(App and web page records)

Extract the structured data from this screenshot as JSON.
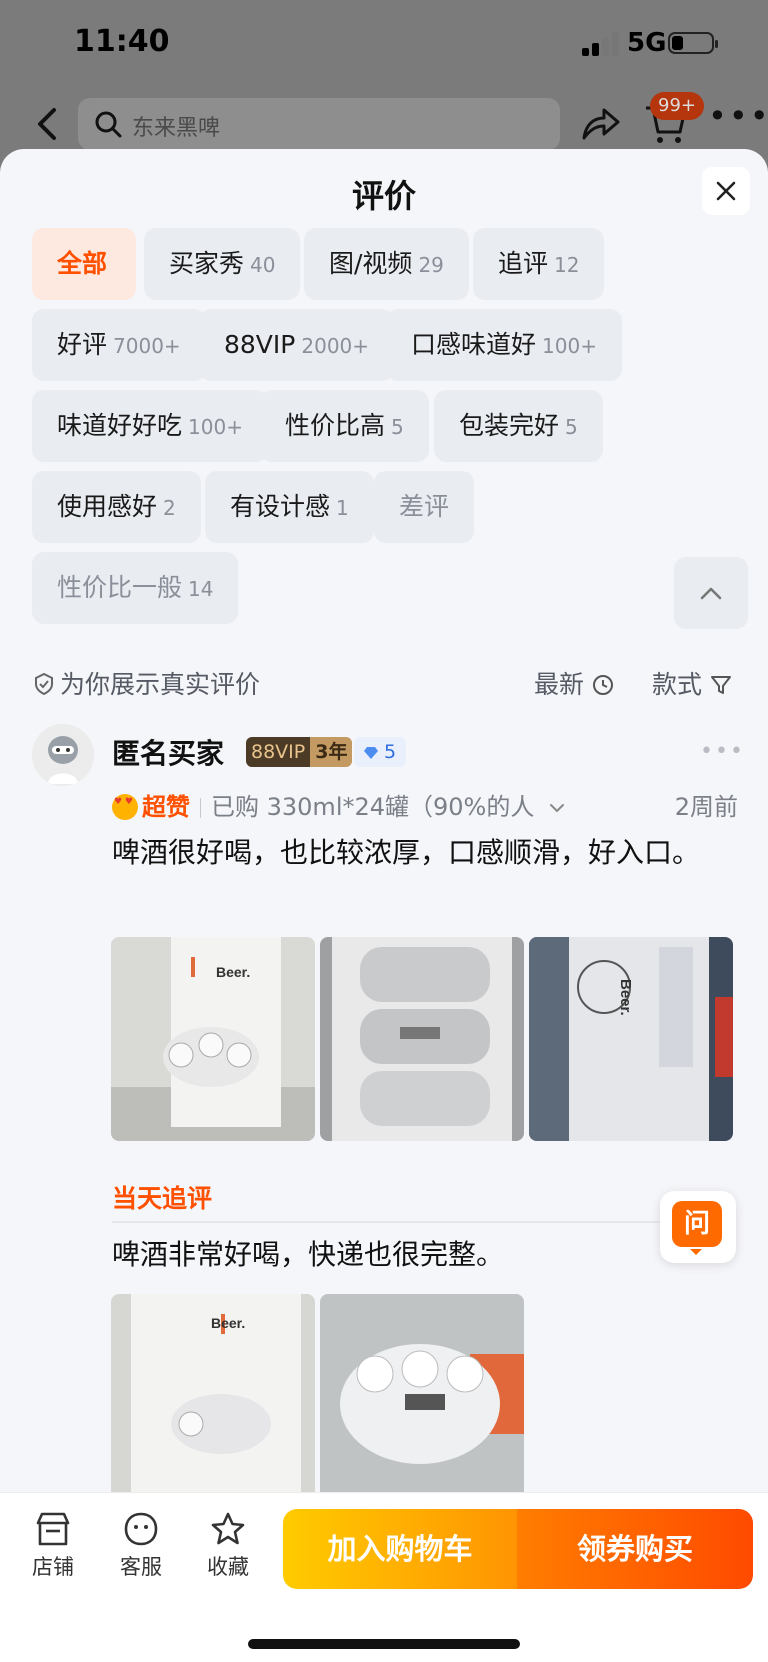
{
  "status": {
    "time": "11:40",
    "network": "5G"
  },
  "header": {
    "search_placeholder": "东来黑啤",
    "cart_badge": "99+"
  },
  "sheet": {
    "title": "评价",
    "chips": [
      {
        "label": "全部",
        "count": "",
        "state": "active"
      },
      {
        "label": "买家秀",
        "count": "40"
      },
      {
        "label": "图/视频",
        "count": "29"
      },
      {
        "label": "追评",
        "count": "12"
      },
      {
        "label": "好评",
        "count": "7000+"
      },
      {
        "label": "88VIP",
        "count": "2000+"
      },
      {
        "label": "口感味道好",
        "count": "100+"
      },
      {
        "label": "味道好好吃",
        "count": "100+"
      },
      {
        "label": "性价比高",
        "count": "5"
      },
      {
        "label": "包装完好",
        "count": "5"
      },
      {
        "label": "使用感好",
        "count": "2"
      },
      {
        "label": "有设计感",
        "count": "1"
      },
      {
        "label": "差评",
        "count": "",
        "state": "muted"
      },
      {
        "label": "性价比一般",
        "count": "14",
        "state": "muted"
      }
    ],
    "filter": {
      "verified": "为你展示真实评价",
      "sort_newest": "最新",
      "sort_style": "款式"
    }
  },
  "review": {
    "username": "匿名买家",
    "vip_left": "88VIP",
    "vip_right": "3年",
    "level": "5",
    "super_label": "超赞",
    "purchase": "已购 330ml*24罐（90%的人",
    "time": "2周前",
    "text": "啤酒很好喝，也比较浓厚，口感顺滑，好入口。",
    "followup_title": "当天追评",
    "followup_text": "啤酒非常好喝，快递也很完整。"
  },
  "ask_button": "问",
  "bottom_bar": {
    "shop": "店铺",
    "service": "客服",
    "favorite": "收藏",
    "add_to_cart": "加入购物车",
    "buy_with_coupon": "领券购买"
  },
  "colors": {
    "accent": "#ff5000",
    "chip_bg": "#e9ecf1",
    "add_cart_gradient": "#ffcb00",
    "buy_gradient": "#ff4a00"
  }
}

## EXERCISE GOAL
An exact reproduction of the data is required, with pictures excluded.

## RESPONSE
Extract the structured data from this screenshot as JSON.
{
  "status": {
    "time": "11:40",
    "network": "5G"
  },
  "header": {
    "search_placeholder": "东来黑啤",
    "cart_badge": "99+"
  },
  "sheet": {
    "title": "评价",
    "chips": [
      {
        "label": "全部",
        "count": "",
        "state": "active"
      },
      {
        "label": "买家秀",
        "count": "40"
      },
      {
        "label": "图/视频",
        "count": "29"
      },
      {
        "label": "追评",
        "count": "12"
      },
      {
        "label": "好评",
        "count": "7000+"
      },
      {
        "label": "88VIP",
        "count": "2000+"
      },
      {
        "label": "口感味道好",
        "count": "100+"
      },
      {
        "label": "味道好好吃",
        "count": "100+"
      },
      {
        "label": "性价比高",
        "count": "5"
      },
      {
        "label": "包装完好",
        "count": "5"
      },
      {
        "label": "使用感好",
        "count": "2"
      },
      {
        "label": "有设计感",
        "count": "1"
      },
      {
        "label": "差评",
        "count": "",
        "state": "muted"
      },
      {
        "label": "性价比一般",
        "count": "14",
        "state": "muted"
      }
    ],
    "filter": {
      "verified": "为你展示真实评价",
      "sort_newest": "最新",
      "sort_style": "款式"
    }
  },
  "review": {
    "username": "匿名买家",
    "vip_left": "88VIP",
    "vip_right": "3年",
    "level": "5",
    "super_label": "超赞",
    "purchase": "已购 330ml*24罐（90%的人",
    "time": "2周前",
    "text": "啤酒很好喝，也比较浓厚，口感顺滑，好入口。",
    "followup_title": "当天追评",
    "followup_text": "啤酒非常好喝，快递也很完整。"
  },
  "ask_button": "问",
  "bottom_bar": {
    "shop": "店铺",
    "service": "客服",
    "favorite": "收藏",
    "add_to_cart": "加入购物车",
    "buy_with_coupon": "领券购买"
  },
  "colors": {
    "accent": "#ff5000",
    "chip_bg": "#e9ecf1",
    "add_cart_gradient": "#ffcb00",
    "buy_gradient": "#ff4a00"
  }
}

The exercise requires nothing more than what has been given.